Speaking at a recent meeting with Rome Mayor Ignazio Marino, another resident, Manlio said promises have gone unfulfilled too many times. "This time we won't be fooled," he said. "The refugees and vagabonds need to go. We don't want to be the dumping ground for Rome's problems."

You've reached your limit of free articles.

To read the full story, start your free trial today.

Get unlimited access. Cancel anytime.

Exclusive coverage from the world's top sources, in English for the first time.

Insights from the widest range of perspectives, languages and countries.


How A Xi Jinping Dinner In San Francisco May Have Sealed Mastercard's Arrival In China

The credit giant becomes only the second player after American Express to be allowed to set up a bank card-clearing RMB operation in mainland China.

Photo of a hand holding a phone displaying an Union Pay logo, with a Mastercard VISA logo in the background of the photo.

Mastercard has just been granted a bank card clearing license in China.

Liu Qianshan


It appears that one of the biggest beneficiaries from Chinese President Xi Jinping's visit to San Francisco was Mastercard.

The U.S. credit card giant has since secured eagerly anticipated approval to expand in China's massive financial sector, having finally obtained long sought approval from China's central bank and financial regulatory authorities to initiate a bank card business in China through its joint venture with its new Chinese partner.

For the latest news & views from every corner of the world, Worldcrunch Today is the only truly international newsletter. Sign up here.

Through a joint venture in China between Mastercard and China's NetsUnion Clearing Corporation, dubbed Mastercard NUCC, it has officially entered mainland China as an RMB currency clearing organization.
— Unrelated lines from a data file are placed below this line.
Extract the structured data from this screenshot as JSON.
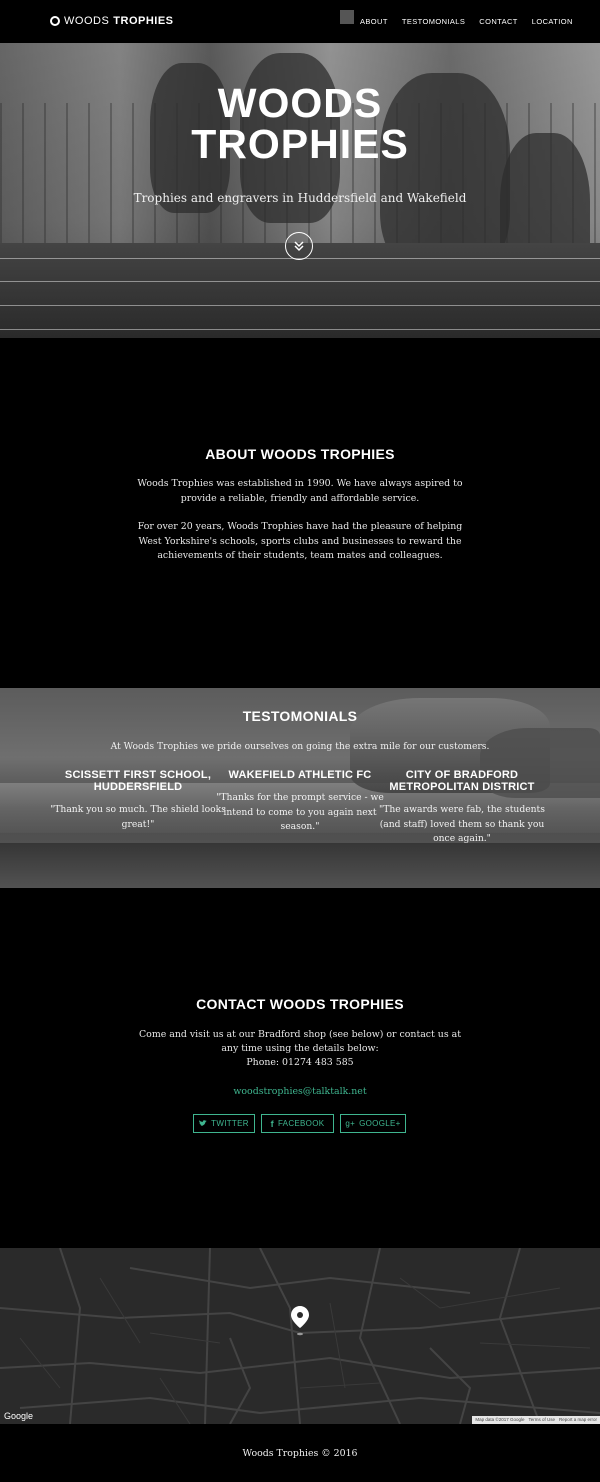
{
  "nav": {
    "brand_light": "WOODS",
    "brand_bold": "TROPHIES",
    "links": [
      "ABOUT",
      "TESTOMONIALS",
      "CONTACT",
      "LOCATION"
    ]
  },
  "hero": {
    "title_line1": "WOODS",
    "title_line2": "TROPHIES",
    "subtitle": "Trophies and engravers in Huddersfield and Wakefield",
    "scroll_icon": "double-chevron-down"
  },
  "about": {
    "title": "ABOUT WOODS TROPHIES",
    "paragraph1": "Woods Trophies was established in 1990. We have always aspired to provide a reliable, friendly and affordable service.",
    "paragraph2": "For over 20 years, Woods Trophies have had the pleasure of helping West Yorkshire's schools, sports clubs and businesses to reward the achievements of their students, team mates and colleagues."
  },
  "testimonials": {
    "title": "TESTOMONIALS",
    "intro": "At Woods Trophies we pride ourselves on going the extra mile for our customers.",
    "items": [
      {
        "name": "SCISSETT FIRST SCHOOL, HUDDERSFIELD",
        "quote": "\"Thank you so much. The shield looks great!\""
      },
      {
        "name": "WAKEFIELD ATHLETIC FC",
        "quote": "\"Thanks for the prompt service - we intend to come to you again next season.\""
      },
      {
        "name": "CITY OF BRADFORD METROPOLITAN DISTRICT",
        "quote": "\"The awards were fab, the students (and staff) loved them so thank you once again.\""
      }
    ]
  },
  "contact": {
    "title": "CONTACT WOODS TROPHIES",
    "text": "Come and visit us at our Bradford shop (see below) or contact us at any time using the details below:",
    "phone": "Phone: 01274 483 585",
    "email": "woodstrophies@talktalk.net",
    "social": [
      {
        "label": "TWITTER",
        "icon": "twitter-icon"
      },
      {
        "label": "FACEBOOK",
        "icon": "facebook-icon"
      },
      {
        "label": "GOOGLE+",
        "icon": "google-plus-icon"
      }
    ],
    "accent_color": "#3fb58f"
  },
  "map": {
    "logo": "Google",
    "attribution": [
      "Map data ©2017 Google",
      "Terms of Use",
      "Report a map error"
    ]
  },
  "footer": {
    "text": "Woods Trophies © 2016"
  }
}
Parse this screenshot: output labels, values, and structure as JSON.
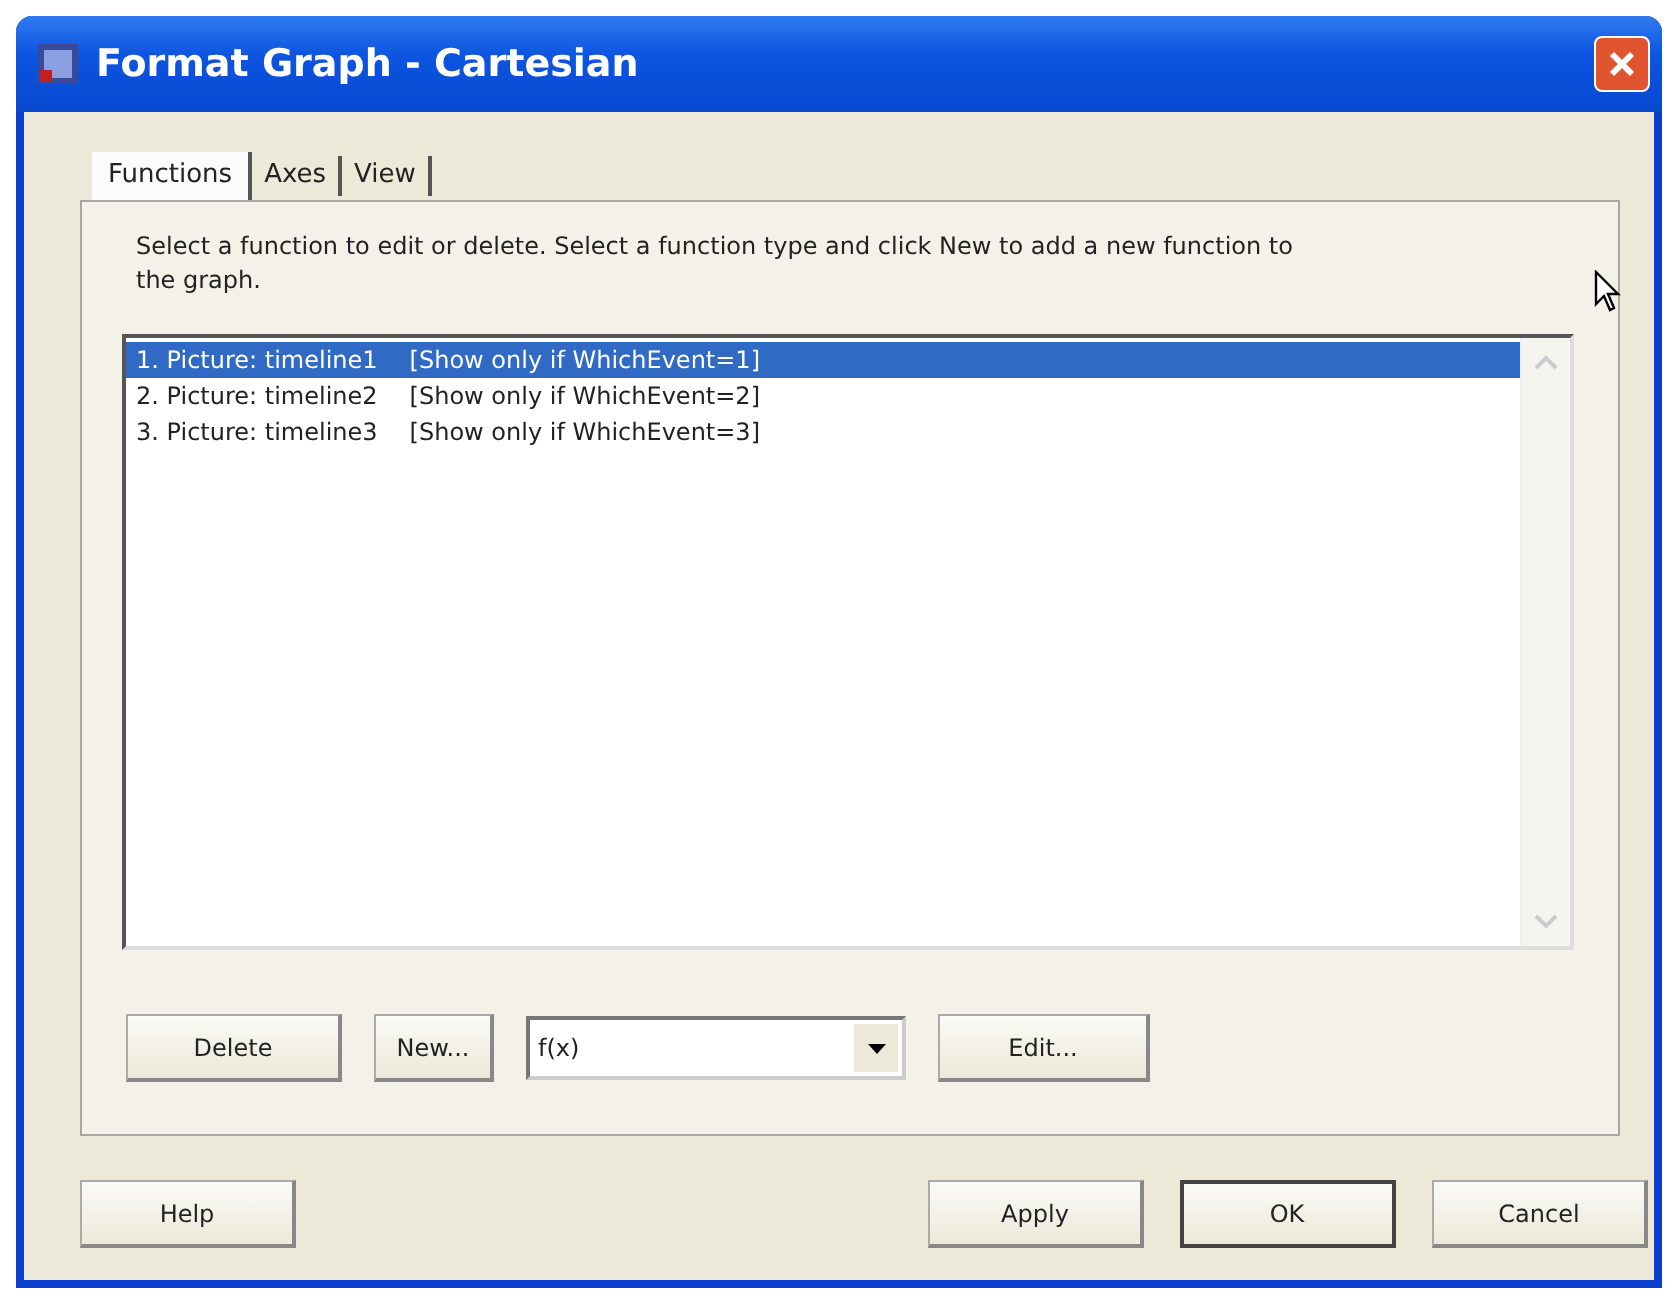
{
  "window": {
    "title": "Format Graph - Cartesian"
  },
  "tabs": [
    {
      "label": "Functions",
      "selected": true
    },
    {
      "label": "Axes",
      "selected": false
    },
    {
      "label": "View",
      "selected": false
    }
  ],
  "instructions": "Select a function to edit or delete.  Select a function type and click New to add a new function to the graph.",
  "functions": [
    {
      "name": "1. Picture: timeline1",
      "condition": "[Show only if WhichEvent=1]",
      "selected": true
    },
    {
      "name": "2. Picture: timeline2",
      "condition": "[Show only if WhichEvent=2]",
      "selected": false
    },
    {
      "name": "3. Picture: timeline3",
      "condition": "[Show only if WhichEvent=3]",
      "selected": false
    }
  ],
  "panel_buttons": [
    {
      "kind": "button",
      "label": "Delete"
    },
    {
      "kind": "button",
      "label": "New..."
    },
    {
      "kind": "dropdown",
      "value": "f(x)"
    },
    {
      "kind": "button",
      "label": "Edit..."
    }
  ],
  "dialog_buttons": [
    {
      "label": "Help",
      "default": false
    },
    {
      "label": "Apply",
      "default": false
    },
    {
      "label": "OK",
      "default": true
    },
    {
      "label": "Cancel",
      "default": false
    }
  ]
}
It's only the second foreign business of its kind to do so following American Express in 2020.

The Wall Street Journal has reported that the development is linked to Chinese President Xi Jinping's meeting on Nov. 15 with U.S. President Joe Biden in San Francisco, part of a two-day visit that also included dinner that Xi had with U.S. business executives.

Keep reading...Show less

The latest